* _Task item_:
For each line in the records that contains "Park", make a copy.
● ● ●
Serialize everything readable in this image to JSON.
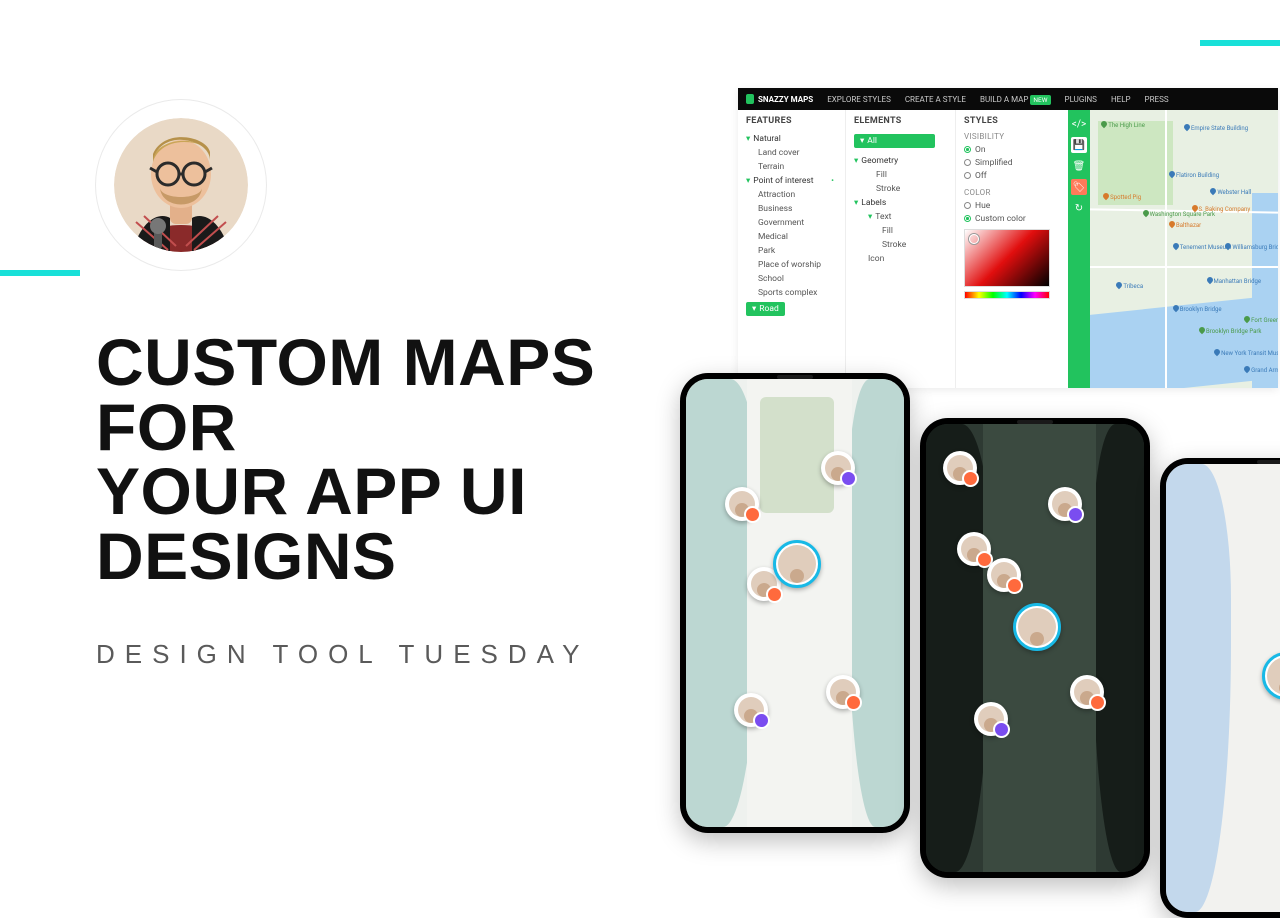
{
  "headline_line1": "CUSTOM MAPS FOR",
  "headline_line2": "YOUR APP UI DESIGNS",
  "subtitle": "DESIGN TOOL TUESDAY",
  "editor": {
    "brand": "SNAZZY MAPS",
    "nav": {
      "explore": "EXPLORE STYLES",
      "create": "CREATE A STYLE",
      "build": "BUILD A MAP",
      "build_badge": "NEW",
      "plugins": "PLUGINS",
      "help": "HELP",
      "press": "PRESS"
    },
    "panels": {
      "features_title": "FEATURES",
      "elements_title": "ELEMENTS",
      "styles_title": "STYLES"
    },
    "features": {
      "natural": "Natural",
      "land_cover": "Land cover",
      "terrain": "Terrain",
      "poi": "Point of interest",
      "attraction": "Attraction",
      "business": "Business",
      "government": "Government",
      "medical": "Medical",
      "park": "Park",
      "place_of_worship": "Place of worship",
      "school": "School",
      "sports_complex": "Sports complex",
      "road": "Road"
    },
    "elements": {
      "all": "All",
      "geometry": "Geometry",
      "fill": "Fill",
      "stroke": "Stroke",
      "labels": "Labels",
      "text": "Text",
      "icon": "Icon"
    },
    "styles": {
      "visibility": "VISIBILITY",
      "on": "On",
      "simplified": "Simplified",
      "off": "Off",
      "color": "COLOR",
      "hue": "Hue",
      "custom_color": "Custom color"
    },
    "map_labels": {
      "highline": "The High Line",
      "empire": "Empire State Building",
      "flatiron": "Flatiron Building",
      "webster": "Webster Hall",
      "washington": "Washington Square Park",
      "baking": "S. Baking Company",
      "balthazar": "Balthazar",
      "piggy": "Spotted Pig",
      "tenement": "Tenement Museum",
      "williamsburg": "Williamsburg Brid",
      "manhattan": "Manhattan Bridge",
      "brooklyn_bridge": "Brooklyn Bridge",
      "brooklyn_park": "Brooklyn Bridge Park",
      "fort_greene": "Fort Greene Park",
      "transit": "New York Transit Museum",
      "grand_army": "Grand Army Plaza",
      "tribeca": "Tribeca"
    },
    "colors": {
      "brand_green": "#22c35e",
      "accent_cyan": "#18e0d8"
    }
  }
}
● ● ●
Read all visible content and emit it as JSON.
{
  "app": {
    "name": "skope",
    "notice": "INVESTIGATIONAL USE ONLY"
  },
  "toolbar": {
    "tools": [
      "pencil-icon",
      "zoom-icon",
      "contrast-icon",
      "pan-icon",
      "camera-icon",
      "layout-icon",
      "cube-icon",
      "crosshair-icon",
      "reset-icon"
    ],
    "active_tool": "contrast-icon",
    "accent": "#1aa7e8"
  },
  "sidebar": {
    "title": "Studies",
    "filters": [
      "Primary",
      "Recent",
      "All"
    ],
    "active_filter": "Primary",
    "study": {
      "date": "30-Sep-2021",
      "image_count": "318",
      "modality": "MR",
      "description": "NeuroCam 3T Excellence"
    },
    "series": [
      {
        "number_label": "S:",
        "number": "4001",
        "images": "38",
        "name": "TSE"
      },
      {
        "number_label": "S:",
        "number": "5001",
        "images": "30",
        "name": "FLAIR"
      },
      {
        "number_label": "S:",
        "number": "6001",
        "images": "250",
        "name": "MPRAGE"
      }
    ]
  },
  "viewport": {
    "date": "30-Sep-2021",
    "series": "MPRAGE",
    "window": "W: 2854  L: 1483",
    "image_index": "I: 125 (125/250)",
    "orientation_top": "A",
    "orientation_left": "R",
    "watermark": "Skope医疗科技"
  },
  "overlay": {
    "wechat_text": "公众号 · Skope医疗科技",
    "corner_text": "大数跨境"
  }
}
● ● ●
* _Result below_:
      "park": "Park",
      "washington": "Washington Square Park",
      "brooklyn_park": "Brooklyn Bridge Park",
      "fort_greene": "Fort Greene Park",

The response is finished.